*The data*
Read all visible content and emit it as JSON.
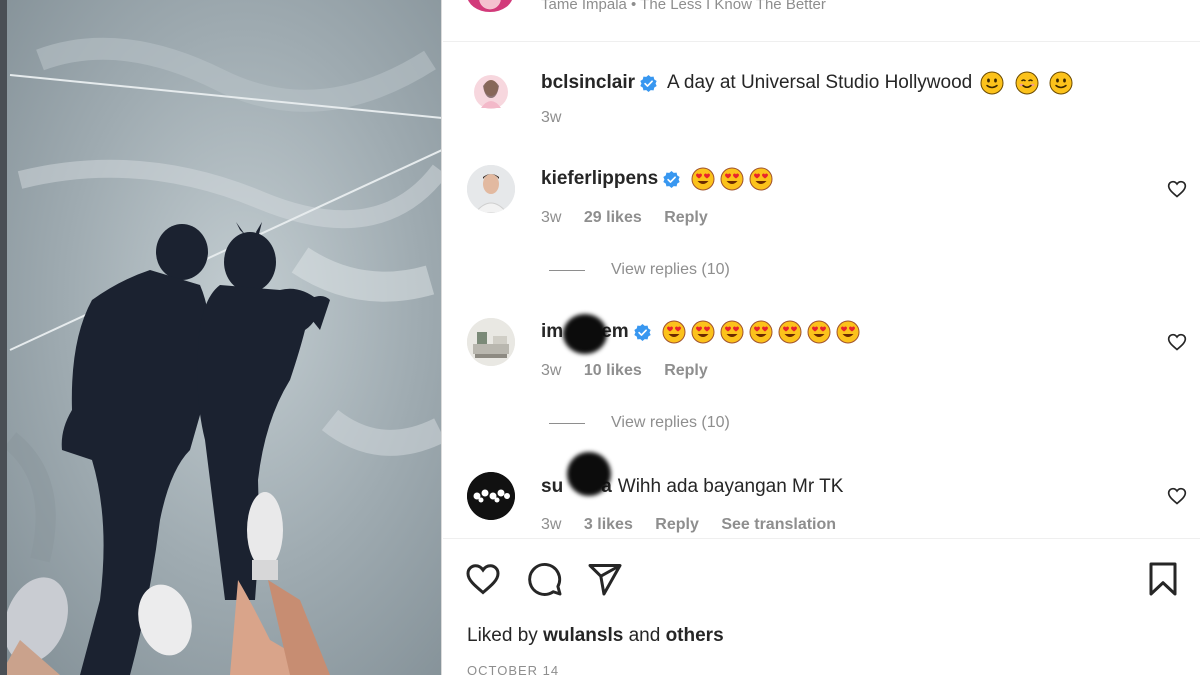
{
  "music": {
    "artist_track": "Tame Impala • The Less I Know The Better"
  },
  "caption": {
    "username": "bclsinclair",
    "text": "A day at Universal Studio Hollywood",
    "emojis": [
      "slightly-smiling-face",
      "smiling-face-with-smiling-eyes",
      "slightly-smiling-face"
    ],
    "time": "3w"
  },
  "comments": [
    {
      "username": "kieferlippens",
      "verified": true,
      "emojis": [
        "heart-eyes",
        "heart-eyes",
        "heart-eyes"
      ],
      "time": "3w",
      "likes": "29 likes",
      "reply": "Reply",
      "view_replies": "View replies (10)"
    },
    {
      "username_start": "im",
      "username_end": "em",
      "verified": true,
      "emojis": [
        "heart-eyes",
        "heart-eyes",
        "heart-eyes",
        "heart-eyes",
        "heart-eyes",
        "heart-eyes",
        "heart-eyes"
      ],
      "time": "3w",
      "likes": "10 likes",
      "reply": "Reply",
      "view_replies": "View replies (10)"
    },
    {
      "username_start": "su",
      "username_end": "a",
      "text": "Wihh ada bayangan Mr TK",
      "time": "3w",
      "likes": "3 likes",
      "reply": "Reply",
      "translate": "See translation"
    }
  ],
  "actions": {
    "icons": [
      "heart-icon",
      "comment-icon",
      "share-icon",
      "bookmark-icon"
    ]
  },
  "likes_line": {
    "prefix": "Liked by",
    "user": "wulansls",
    "middle": "and",
    "others": "others"
  },
  "date": "OCTOBER 14",
  "colors": {
    "verified_blue": "#3897f0",
    "muted_text": "#8e8e8e",
    "primary_text": "#262626"
  }
}
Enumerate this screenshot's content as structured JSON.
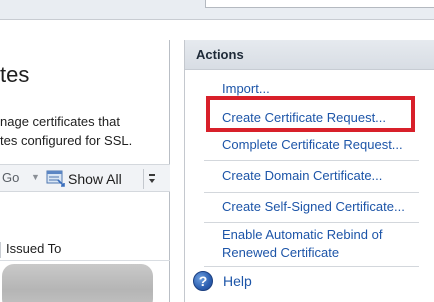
{
  "left_pane": {
    "title_fragment": "tes",
    "description_lines": [
      "nage certificates that",
      "tes configured for SSL."
    ],
    "toolbar": {
      "go_label": "Go",
      "go_arrow_icon": "dropdown-arrow-icon",
      "show_all_label": "Show All",
      "show_all_icon": "show-all-icon"
    },
    "table": {
      "columns": [
        "Issued To"
      ],
      "rows": [
        "(redacted)"
      ]
    }
  },
  "actions_pane": {
    "header": "Actions",
    "items": [
      {
        "label": "Import..."
      },
      {
        "label": "Create Certificate Request..."
      },
      {
        "label": "Complete Certificate Request..."
      },
      {
        "label": "Create Domain Certificate..."
      },
      {
        "label": "Create Self-Signed Certificate..."
      },
      {
        "label": "Enable Automatic Rebind of"
      },
      {
        "label": "Renewed Certificate"
      }
    ],
    "help": {
      "label": "Help",
      "icon": "help-icon"
    }
  },
  "colors": {
    "link": "#1d55a8",
    "highlight": "#d8202a",
    "header_bg": "#dde2e8"
  }
}
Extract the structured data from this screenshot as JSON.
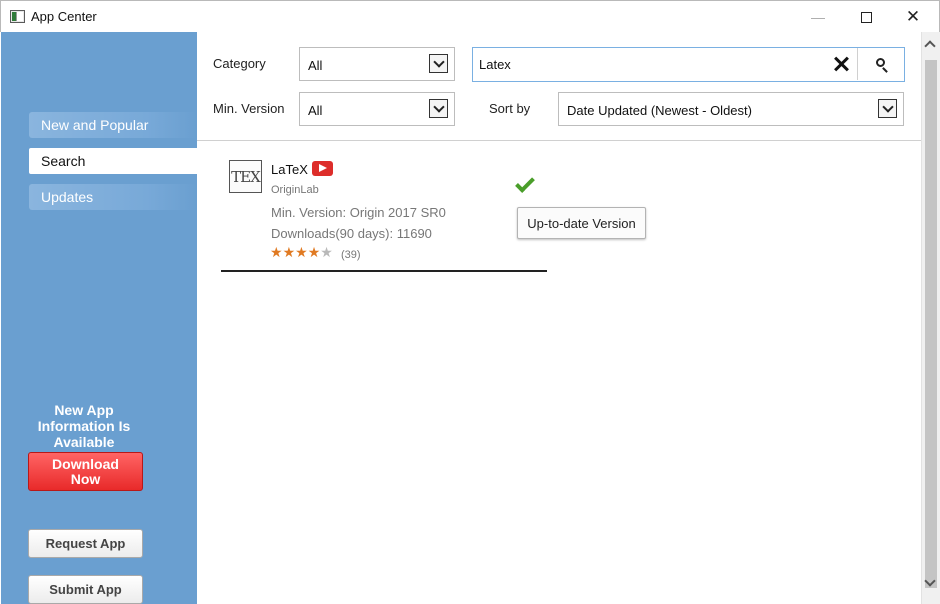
{
  "window": {
    "title": "App Center",
    "minimize_glyph": "—",
    "close_glyph": "✕"
  },
  "sidebar": {
    "items": [
      {
        "label": "New and Popular",
        "active": false
      },
      {
        "label": "Search",
        "active": true
      },
      {
        "label": "Updates",
        "active": false
      }
    ],
    "notice": "New App Information Is Available",
    "download_label": "Download Now",
    "request_label": "Request App",
    "submit_label": "Submit App"
  },
  "filters": {
    "category_label": "Category",
    "category_value": "All",
    "minver_label": "Min. Version",
    "minver_value": "All",
    "sortby_label": "Sort by",
    "sortby_value": "Date Updated (Newest - Oldest)",
    "search_value": "Latex"
  },
  "results": [
    {
      "logo_text": "TEX",
      "name": "LaTeX",
      "author": "OriginLab",
      "min_version": "Min. Version: Origin 2017 SR0",
      "downloads": "Downloads(90 days): 11690",
      "rating": 4,
      "rating_max": 5,
      "rating_count": "(39)",
      "status_label": "Up-to-date Version",
      "icons": [
        "youtube-icon",
        "checkmark-icon"
      ]
    }
  ],
  "colors": {
    "sidebar": "#6a9fd0",
    "download": "#e82a2a",
    "star": "#e07a22",
    "check": "#4a9e2a"
  }
}
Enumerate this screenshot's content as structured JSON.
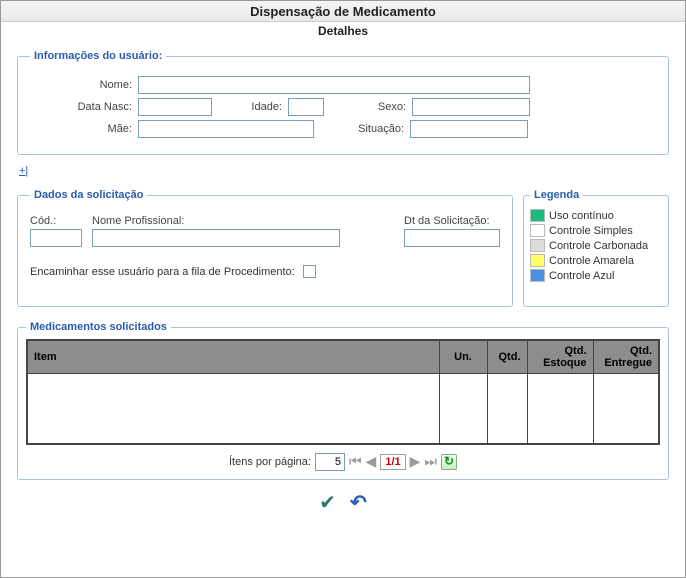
{
  "window": {
    "title": "Dispensação de Medicamento",
    "subtitle": "Detalhes"
  },
  "user_info": {
    "legend": "Informações do usuário:",
    "nome_label": "Nome:",
    "nome": "",
    "data_nasc_label": "Data Nasc:",
    "data_nasc": "",
    "idade_label": "Idade:",
    "idade": "",
    "sexo_label": "Sexo:",
    "sexo": "",
    "mae_label": "Mãe:",
    "mae": "",
    "situacao_label": "Situação:",
    "situacao": ""
  },
  "expand": {
    "label": "+|"
  },
  "request": {
    "legend": "Dados da solicitação",
    "cod_label": "Cód.:",
    "cod": "",
    "prof_label": "Nome Profissional:",
    "prof": "",
    "dt_label": "Dt da Solicitação:",
    "dt": "",
    "forward_label": "Encaminhar esse usuário para a fila de Procedimento:"
  },
  "legend_box": {
    "legend": "Legenda",
    "items": [
      {
        "label": "Uso contínuo",
        "color": "#1abc7d"
      },
      {
        "label": "Controle Simples",
        "color": "#ffffff"
      },
      {
        "label": "Controle Carbonada",
        "color": "#dcdcdc"
      },
      {
        "label": "Controle Amarela",
        "color": "#ffff66"
      },
      {
        "label": "Controle Azul",
        "color": "#4a90e2"
      }
    ]
  },
  "meds": {
    "legend": "Medicamentos solicitados",
    "columns": {
      "item": "Item",
      "un": "Un.",
      "qtd": "Qtd.",
      "estoque": "Qtd. Estoque",
      "entregue": "Qtd. Entregue"
    },
    "rows": []
  },
  "pager": {
    "label": "Ítens por página:",
    "per_page": "5",
    "current": "1/1"
  }
}
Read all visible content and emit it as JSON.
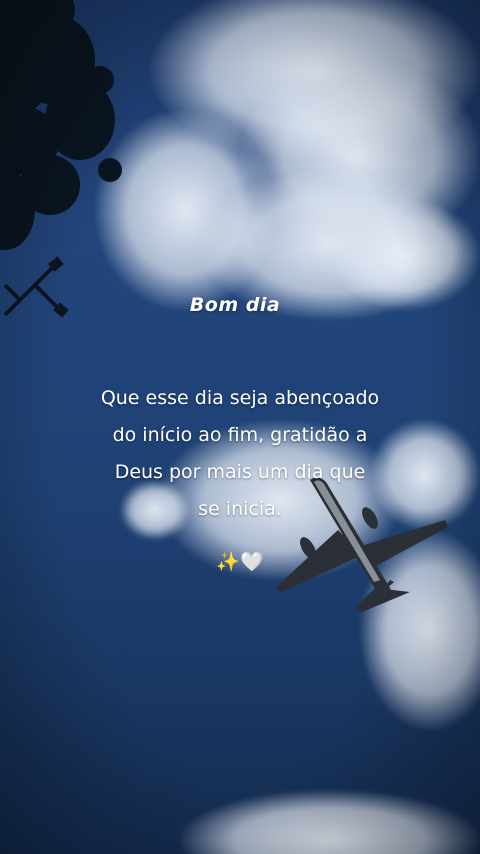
{
  "post": {
    "title": "Bom dia",
    "message_lines": [
      "Que esse dia seja abençoado",
      "do início ao fim, gratidão a",
      "Deus por mais um dia que",
      "se inicia."
    ],
    "emojis": "✨🤍"
  },
  "colors": {
    "sky_top": "#1d3a6b",
    "sky_bottom": "#152d52",
    "text": "#ffffff"
  },
  "icons": [
    "tree-silhouette",
    "street-lamp",
    "airplane-icon"
  ]
}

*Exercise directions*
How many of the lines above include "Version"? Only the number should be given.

*Your response*
3